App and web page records
....
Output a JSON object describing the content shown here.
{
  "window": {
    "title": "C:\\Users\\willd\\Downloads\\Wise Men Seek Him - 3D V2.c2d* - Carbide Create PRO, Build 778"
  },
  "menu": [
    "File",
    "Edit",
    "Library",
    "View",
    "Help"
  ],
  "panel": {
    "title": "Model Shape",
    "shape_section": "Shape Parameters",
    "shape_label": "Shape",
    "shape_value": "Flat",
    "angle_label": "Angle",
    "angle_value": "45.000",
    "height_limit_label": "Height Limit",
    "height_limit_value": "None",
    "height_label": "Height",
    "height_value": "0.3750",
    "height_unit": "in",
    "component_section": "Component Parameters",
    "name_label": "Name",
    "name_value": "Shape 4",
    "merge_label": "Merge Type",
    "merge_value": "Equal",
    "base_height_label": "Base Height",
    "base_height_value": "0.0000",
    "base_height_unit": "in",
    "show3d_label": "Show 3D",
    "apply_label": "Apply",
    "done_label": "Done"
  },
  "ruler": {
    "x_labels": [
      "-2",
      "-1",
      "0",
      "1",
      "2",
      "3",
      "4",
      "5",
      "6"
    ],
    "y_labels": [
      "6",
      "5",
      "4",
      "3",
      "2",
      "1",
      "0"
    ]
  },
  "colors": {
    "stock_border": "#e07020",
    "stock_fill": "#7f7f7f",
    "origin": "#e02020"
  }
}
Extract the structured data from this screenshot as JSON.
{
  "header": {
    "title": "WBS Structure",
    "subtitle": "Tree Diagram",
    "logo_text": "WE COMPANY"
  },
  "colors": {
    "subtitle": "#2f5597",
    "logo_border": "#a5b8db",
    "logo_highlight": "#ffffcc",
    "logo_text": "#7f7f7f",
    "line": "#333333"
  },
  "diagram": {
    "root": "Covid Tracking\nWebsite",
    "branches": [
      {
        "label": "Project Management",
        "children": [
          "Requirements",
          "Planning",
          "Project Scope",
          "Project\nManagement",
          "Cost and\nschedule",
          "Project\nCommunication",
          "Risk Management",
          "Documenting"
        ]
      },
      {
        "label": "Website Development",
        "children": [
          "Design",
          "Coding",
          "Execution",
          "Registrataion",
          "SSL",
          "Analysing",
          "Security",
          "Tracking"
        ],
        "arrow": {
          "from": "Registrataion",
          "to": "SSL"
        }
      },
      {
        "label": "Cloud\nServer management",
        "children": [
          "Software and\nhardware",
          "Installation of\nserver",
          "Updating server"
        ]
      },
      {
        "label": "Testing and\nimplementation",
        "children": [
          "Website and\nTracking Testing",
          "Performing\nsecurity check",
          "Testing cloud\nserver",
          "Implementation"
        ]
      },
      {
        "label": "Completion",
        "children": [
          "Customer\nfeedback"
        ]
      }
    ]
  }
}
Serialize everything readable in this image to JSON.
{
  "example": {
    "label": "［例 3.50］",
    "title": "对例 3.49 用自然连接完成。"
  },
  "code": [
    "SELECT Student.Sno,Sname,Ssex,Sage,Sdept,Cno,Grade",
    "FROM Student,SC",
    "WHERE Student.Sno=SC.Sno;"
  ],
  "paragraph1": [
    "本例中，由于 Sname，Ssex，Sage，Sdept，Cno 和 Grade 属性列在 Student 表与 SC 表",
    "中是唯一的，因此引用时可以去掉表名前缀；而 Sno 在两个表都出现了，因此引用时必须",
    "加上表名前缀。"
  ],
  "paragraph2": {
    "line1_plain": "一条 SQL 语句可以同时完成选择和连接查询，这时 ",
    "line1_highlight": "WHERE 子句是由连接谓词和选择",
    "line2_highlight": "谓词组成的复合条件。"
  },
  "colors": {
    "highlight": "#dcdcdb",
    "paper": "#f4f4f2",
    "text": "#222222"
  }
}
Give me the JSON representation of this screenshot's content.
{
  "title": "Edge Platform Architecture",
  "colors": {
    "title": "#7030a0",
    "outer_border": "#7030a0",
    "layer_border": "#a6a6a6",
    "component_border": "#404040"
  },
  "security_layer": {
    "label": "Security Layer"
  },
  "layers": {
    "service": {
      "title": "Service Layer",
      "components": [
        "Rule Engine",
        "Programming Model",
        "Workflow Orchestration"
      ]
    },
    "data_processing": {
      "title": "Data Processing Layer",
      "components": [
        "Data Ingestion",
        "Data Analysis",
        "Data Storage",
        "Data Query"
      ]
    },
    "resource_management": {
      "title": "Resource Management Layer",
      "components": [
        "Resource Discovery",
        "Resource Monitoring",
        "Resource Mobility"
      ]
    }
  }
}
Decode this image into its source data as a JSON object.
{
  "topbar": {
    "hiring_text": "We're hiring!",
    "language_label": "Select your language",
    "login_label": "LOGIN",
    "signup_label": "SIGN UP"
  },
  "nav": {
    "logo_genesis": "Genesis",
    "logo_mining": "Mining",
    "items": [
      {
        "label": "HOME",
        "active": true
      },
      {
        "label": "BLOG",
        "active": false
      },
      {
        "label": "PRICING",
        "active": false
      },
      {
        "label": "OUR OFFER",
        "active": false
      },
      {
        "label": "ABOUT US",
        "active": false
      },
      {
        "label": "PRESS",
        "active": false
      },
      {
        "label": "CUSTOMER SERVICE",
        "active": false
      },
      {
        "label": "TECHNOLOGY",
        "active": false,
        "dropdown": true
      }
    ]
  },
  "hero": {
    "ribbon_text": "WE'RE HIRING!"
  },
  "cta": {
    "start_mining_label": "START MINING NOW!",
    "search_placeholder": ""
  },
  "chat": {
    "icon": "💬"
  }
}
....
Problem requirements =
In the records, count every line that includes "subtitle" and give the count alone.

Task result =
2